These tiny particles are created as the plastic products that we use daily — which, remember, never truly biodegrade — break down into smaller and smaller pieces, until they become invisible to the naked eye. Microplastics have all sorts of origins: the microfiber contained in polyester clothes and microbeads in beauty products; plastic straws, bottles, containers, and wraps; even cigarette filters. Once these plastics exist in our food chain, they never go away.Now, we're learning that there's yet another type of insidious plastic making its way into our stomaches: car tires.
A new study conducted by the San Francisco Estuary Institute and the 5 Gyres Institute just found that the largest contributor to plastic contamination
in our water actually comes from "black rubbery fragments" that essentially exfoliate off of our cars every time we drive anywhere.
These plastics (and rubbers) carry intensely high health concerns. The European Union in currently in the process of classifying microplastics as "a contaminant that is unsafe at any level of discharge."
Even worse, we don't actually know what other toxins might be clinging to these plastics that we're ingesting. Many of these products contain chemicals, dyes, and flame retardants, and tires are often covered with oil and other fossil fuels that they've picked up from our streets.It's clear that something needs to be done.
Luckily, one state in the U.S. is already at the forefront of the fight. California passed a ban on one type of microplastics — microbeads — back in 2015, though that legislation only goes into effect on January 1, 2020. The state has also begun trying to overhaul the way microplastics are studied and quantified, in an effort to begin improving public health.

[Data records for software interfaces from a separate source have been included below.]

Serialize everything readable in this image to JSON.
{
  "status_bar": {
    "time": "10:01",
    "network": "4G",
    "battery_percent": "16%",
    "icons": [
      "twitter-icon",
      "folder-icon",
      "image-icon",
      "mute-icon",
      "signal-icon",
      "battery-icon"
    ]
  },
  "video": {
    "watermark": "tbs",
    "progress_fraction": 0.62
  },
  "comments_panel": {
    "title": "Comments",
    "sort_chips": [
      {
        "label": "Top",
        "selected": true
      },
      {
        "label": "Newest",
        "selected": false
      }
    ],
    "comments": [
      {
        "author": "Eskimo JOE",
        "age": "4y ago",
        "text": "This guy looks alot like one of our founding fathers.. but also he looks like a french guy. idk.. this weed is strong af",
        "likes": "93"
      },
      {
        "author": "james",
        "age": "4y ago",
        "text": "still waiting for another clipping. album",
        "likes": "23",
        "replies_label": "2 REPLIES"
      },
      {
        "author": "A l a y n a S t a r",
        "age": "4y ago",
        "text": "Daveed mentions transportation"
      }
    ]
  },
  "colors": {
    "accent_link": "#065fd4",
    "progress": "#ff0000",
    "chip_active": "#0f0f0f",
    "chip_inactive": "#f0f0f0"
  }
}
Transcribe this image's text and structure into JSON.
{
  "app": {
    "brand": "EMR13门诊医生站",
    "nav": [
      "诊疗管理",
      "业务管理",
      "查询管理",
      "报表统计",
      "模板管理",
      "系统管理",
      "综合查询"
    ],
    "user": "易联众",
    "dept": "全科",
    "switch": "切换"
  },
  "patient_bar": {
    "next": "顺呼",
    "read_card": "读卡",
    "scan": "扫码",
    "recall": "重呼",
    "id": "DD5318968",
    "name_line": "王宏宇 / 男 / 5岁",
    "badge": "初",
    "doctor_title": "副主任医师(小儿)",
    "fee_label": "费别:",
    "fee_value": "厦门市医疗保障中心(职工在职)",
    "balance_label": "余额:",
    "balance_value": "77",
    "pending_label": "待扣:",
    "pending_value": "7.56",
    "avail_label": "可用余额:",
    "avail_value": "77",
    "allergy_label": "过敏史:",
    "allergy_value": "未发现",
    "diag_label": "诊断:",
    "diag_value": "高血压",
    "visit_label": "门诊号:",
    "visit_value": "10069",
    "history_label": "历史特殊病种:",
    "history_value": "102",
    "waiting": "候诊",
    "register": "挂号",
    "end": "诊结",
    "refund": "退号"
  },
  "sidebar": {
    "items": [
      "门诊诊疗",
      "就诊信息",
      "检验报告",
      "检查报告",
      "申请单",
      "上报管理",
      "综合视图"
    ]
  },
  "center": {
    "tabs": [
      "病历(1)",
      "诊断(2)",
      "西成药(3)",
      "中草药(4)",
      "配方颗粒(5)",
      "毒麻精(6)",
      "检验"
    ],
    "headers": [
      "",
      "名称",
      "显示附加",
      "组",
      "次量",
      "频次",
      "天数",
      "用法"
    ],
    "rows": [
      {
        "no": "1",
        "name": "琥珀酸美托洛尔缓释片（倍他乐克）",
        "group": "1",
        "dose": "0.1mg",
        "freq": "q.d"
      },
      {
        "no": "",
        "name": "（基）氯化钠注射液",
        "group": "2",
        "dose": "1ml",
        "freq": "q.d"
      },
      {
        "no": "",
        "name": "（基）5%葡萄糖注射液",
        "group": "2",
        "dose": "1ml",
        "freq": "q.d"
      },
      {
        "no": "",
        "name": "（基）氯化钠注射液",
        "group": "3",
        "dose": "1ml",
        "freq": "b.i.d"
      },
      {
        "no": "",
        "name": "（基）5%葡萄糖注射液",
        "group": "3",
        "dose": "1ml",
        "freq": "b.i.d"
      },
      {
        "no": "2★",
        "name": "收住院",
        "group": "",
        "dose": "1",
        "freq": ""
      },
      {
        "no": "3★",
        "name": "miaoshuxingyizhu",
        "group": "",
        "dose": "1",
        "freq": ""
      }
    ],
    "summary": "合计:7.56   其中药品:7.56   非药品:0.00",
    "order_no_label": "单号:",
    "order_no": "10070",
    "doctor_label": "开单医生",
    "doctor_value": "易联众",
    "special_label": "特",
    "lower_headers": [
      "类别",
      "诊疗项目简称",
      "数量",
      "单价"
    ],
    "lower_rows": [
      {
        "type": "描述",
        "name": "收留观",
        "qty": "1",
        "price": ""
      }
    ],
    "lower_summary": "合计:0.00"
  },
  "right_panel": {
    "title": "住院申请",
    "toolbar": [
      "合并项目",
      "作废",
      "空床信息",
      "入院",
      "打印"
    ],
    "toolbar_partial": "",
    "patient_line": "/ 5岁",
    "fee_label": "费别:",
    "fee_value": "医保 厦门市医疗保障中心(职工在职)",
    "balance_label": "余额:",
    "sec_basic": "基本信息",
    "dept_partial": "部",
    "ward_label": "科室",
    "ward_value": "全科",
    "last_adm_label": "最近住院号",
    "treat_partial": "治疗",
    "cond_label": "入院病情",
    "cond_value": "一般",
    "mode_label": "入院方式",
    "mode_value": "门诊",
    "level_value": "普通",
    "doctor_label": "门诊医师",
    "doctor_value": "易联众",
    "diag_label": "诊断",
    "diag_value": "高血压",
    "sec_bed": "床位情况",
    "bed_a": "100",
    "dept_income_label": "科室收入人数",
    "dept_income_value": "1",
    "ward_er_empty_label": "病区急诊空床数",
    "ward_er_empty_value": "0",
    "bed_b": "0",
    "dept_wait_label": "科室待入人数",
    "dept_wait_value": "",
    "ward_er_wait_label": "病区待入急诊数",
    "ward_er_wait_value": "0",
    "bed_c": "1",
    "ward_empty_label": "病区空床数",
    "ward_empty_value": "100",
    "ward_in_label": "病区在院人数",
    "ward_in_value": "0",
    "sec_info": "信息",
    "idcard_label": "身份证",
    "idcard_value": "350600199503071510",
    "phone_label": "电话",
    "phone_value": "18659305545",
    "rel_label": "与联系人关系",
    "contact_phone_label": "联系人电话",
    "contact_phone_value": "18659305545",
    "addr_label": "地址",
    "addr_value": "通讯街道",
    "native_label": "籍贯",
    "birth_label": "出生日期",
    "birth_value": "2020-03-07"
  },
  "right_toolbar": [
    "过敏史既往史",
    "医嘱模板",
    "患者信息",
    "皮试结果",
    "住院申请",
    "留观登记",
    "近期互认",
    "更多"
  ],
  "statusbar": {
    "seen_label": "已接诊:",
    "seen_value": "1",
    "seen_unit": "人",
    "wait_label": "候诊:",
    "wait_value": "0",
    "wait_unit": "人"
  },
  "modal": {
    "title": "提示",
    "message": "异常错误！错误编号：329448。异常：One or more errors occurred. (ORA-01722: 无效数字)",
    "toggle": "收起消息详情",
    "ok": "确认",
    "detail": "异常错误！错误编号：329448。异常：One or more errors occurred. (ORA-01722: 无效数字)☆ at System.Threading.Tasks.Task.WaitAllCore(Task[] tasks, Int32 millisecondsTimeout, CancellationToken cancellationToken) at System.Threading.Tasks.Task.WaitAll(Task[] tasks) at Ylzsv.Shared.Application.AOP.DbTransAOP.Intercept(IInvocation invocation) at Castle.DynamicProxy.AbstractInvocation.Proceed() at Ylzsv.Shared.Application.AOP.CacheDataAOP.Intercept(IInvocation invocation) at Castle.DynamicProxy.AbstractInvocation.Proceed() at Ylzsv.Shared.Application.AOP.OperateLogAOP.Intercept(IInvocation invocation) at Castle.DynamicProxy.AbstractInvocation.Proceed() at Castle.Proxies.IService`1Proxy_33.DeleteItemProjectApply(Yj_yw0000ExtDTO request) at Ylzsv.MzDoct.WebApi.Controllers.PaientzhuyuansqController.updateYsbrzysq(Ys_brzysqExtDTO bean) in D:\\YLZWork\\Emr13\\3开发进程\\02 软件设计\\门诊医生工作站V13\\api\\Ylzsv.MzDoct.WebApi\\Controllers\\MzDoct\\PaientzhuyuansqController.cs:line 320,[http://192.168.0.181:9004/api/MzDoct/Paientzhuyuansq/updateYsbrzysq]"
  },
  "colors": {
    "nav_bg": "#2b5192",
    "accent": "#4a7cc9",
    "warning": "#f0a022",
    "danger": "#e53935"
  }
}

But we need them to take a bolder stance.Sign the peititon to tell California lawmakers to expand their microbead ban and strengthen anti-plastic regulation.
As one of the largest states in the U.S., it has a huge potential to influence public health not just in California, but in the broader world.